Vibrio (V.) parahaemolyticus is naturally present in coastal waters worldwide [1–4]. It is associated with self-limiting gastroenteritis due to the ingestion of contaminated raw or undercooked seafood [5, 6]. In 1996 the pandemic O3:K6 serotype emerged in Asia and was identified as the predominant cause of numerous outbreaks throughout the world [7–10]. In recent years, other serotypes, esp. serovariants of O3:K6, were associated with severe outbreaks .
To distinguish between different lineages of V. parahaemolyticus various techniques have been used so far (e.g. serotyping, PFGE, rep-PCR), most promising multilocus sequence typing (MLST). In MLST analysis the genotypic relatedness of bacterial strains is analyzed basing on the sequences of internal fragments of usually 6 to 8 housekeeping genes [11, 12]. Due to the nucleotide sequence based typing the comparison of results obtained by others and exchange via public databases is possible and allows continuously increasing understanding of the molecular epidemiology and evolution of the typed bacteria [12–14].
The population of V. parahaemolyticus is characterized by a high degree of genotypic diversity that diversifies in the first step via recombination and is thus called a semi-clonal population [13, 15]. In its habitat the marine and estuarine environment V. parahaemolyticus encounters changing environmental conditions . Better adapted or faster adapting clones arise from the background of the diverse and highly recombinogenic bacterial population leading to the “pandemic” model of clonal expansion . In MLST analyses such adapted clones are termed clonal complexes (CC) and are characterized by strains of allelic profiles or Sequence Types that differ in at most one allele. The pandemic clone of V. parahaemolyticus, consisting of O3:K6 strains and its serovariants, shares the same genetic properties (trh
+, GS-PCR+) and forms the distinct cluster of clonal complex 3 (CC3) founded by Sequence Type 3 (ST3). On the contrary the converse argument is not true as CC3 is also formed by non-pathogenic strains . Since ST and serotype are not linked, a diverse set of serotypes constitutes ST3 (largely caused by serotype switching via recombination) [9, 13, 17–20].
The overall genotypic diversities differ depending on the pathogenicity of strains: Pandemic strains show a high uniformity, whereas non-pandemic strains are highly diverse, leading to the observation that an analyzed geographically restricted subpopulation was genetically as diverse as the entire worldwide pubMLST database [21–24]. In contrast, environmental tdh

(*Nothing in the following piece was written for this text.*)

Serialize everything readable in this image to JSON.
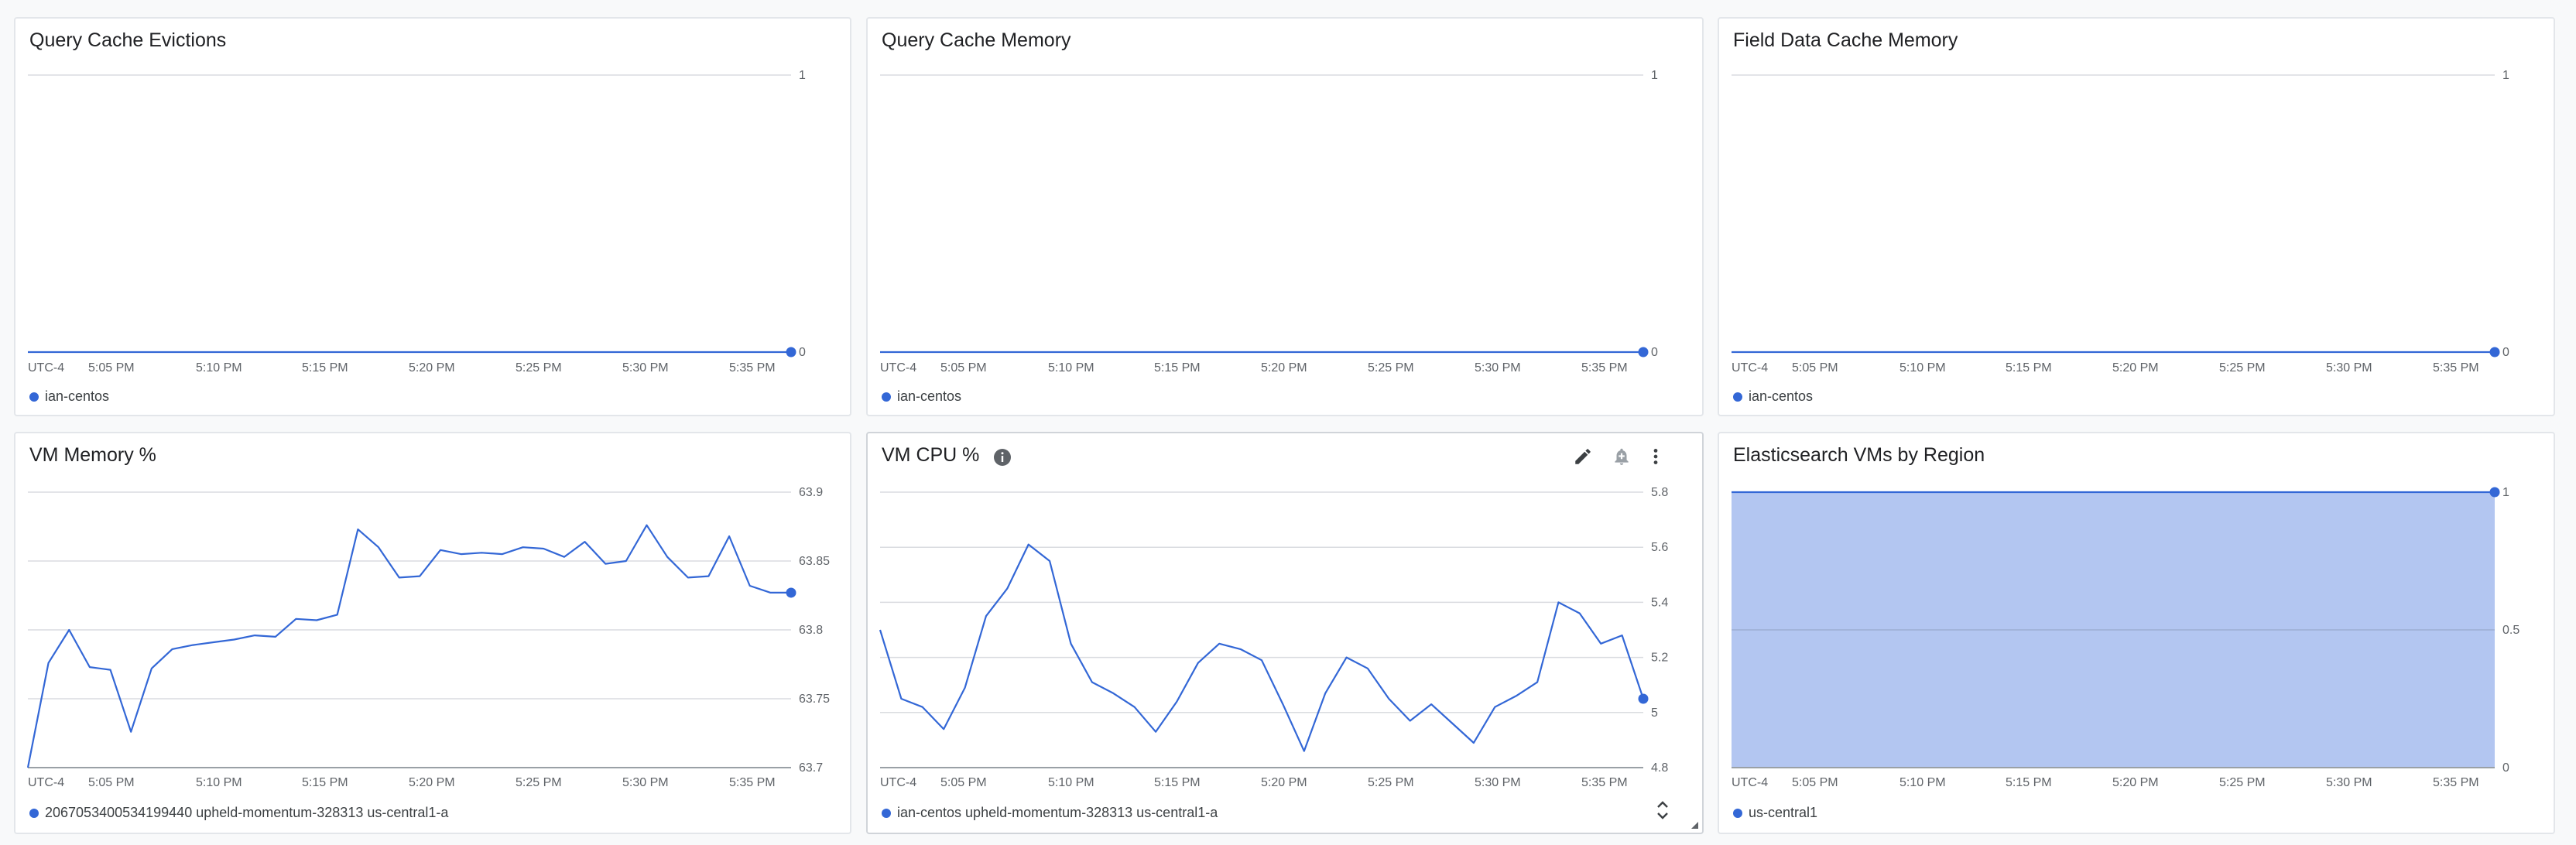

V. parahaemolyticus are as diverse as the non-pathogenic populations . Diversity also depends on water temperature, with a less diverse cold water adapted population replaced by more diverse strains when temperature rises . The environmental populations are characterized by a fast evolution observable in the rapid turnover of predominant strains [25, 26]. But some clones and strain groups can persist for years in a specific habitat, creating an endemic population . With the application of MLST a high degree of genetic similarity between environmental and pandemic or non-pandemic infectious isolates as well as the mentioned environmental clade of CC3 isolates was shown, emphasizing the potential threat even of environmental strains to human health . A clustering of strains in regard to specific properties, like sampling time, habitat or origin is desired to establish a relationship between these properties and the genotype (in the case of MLST the ST) of a strain. However, in the case of V. parahaemolyticus this was not possible in general [13, 19, 25]. Theethakaew et al. were able to identify distinct clusters of strains sampled either from farmed prawns or clinical cases . Due to the high genetic diversity especially of environmental strains, the identification of related strains can lack reliability; therefore clustering of strains on the basis of their amino acid sequence was applied to V. parahaemolyticus[24, 28].
Even though some studies already used MLST analysis to characterize V. parahaemolyticus strain sets, they were restricted to specific geographical areas (e.g. U.S. coast, Thailand and Peru) [23, 24, 27, 29], focused exclusively on pandemic or non-pandemic pathogenic isolates [17, 21, 22, 25, 26, 29] or were based on a limited strain number. Whether strains, originating from a specific habitat but of different geographic regions, possess similar properties concerning their genetic diversity has not been investigated yet.
Thus, the goal of this study was to investigate four different V. parahaemolyticus strain sets, each of distinct geographical origin (a cold water population originating from the German North Sea and the Baltic Sea, two prawn associated strain sets originating from Sri Lanka and Ecuador and additionally seafood isolates from German retail) by using MLST analysis, in order to define sequence polymorphism of the strains, investigate genetic polymorphisms and relationships among strains of the different regions and to analyze the probable evolutionary relationships among the strains. Therefore differences in the relationship of isolates in regard to sequence type, clonal complex and peptide sequence type affiliation were considered. To analyze peptide based differences a peptide-based MLST scheme was implemented into the pubMLST database. To obtain a more global overview previously available MLST data of isolates from other countries and continents were included.